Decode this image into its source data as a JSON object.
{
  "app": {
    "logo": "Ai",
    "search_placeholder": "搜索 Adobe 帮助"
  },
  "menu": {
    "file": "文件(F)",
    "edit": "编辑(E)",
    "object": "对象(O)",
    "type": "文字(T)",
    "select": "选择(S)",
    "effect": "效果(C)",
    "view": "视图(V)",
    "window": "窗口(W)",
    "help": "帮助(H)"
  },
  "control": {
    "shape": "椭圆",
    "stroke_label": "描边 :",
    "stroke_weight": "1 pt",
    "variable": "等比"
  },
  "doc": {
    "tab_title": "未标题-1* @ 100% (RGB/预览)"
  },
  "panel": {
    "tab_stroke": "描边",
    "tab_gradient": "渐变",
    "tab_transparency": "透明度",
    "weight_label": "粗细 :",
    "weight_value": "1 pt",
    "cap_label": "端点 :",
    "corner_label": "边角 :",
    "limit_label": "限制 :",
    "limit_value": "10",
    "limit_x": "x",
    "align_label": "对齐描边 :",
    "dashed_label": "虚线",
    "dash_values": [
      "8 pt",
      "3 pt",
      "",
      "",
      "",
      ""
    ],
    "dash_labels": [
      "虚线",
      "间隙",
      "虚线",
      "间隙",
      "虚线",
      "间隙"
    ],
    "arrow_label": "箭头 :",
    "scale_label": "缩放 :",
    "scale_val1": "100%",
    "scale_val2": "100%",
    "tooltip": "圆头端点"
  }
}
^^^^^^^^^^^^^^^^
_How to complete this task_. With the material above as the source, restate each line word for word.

_Solution_.
Decode this image into its source data as a JSON object.
{
  "app": {
    "logo": "Ai",
    "search_placeholder": "搜索 Adobe 帮助"
  },
  "menu": {
    "file": "文件(F)",
    "edit": "编辑(E)",
    "object": "对象(O)",
    "type": "文字(T)",
    "select": "选择(S)",
    "effect": "效果(C)",
    "view": "视图(V)",
    "window": "窗口(W)",
    "help": "帮助(H)"
  },
  "control": {
    "shape": "椭圆",
    "stroke_label": "描边 :",
    "stroke_weight": "1 pt",
    "variable": "等比"
  },
  "doc": {
    "tab_title": "未标题-1* @ 100% (RGB/预览)"
  },
  "panel": {
    "tab_stroke": "描边",
    "tab_gradient": "渐变",
    "tab_transparency": "透明度",
    "weight_label": "粗细 :",
    "weight_value": "1 pt",
    "cap_label": "端点 :",
    "corner_label": "边角 :",
    "limit_label": "限制 :",
    "limit_value": "10",
    "limit_x": "x",
    "align_label": "对齐描边 :",
    "dashed_label": "虚线",
    "dash_values": [
      "8 pt",
      "3 pt",
      "",
      "",
      "",
      ""
    ],
    "dash_labels": [
      "虚线",
      "间隙",
      "虚线",
      "间隙",
      "虚线",
      "间隙"
    ],
    "arrow_label": "箭头 :",
    "scale_label": "缩放 :",
    "scale_val1": "100%",
    "scale_val2": "100%",
    "tooltip": "圆头端点"
  }
}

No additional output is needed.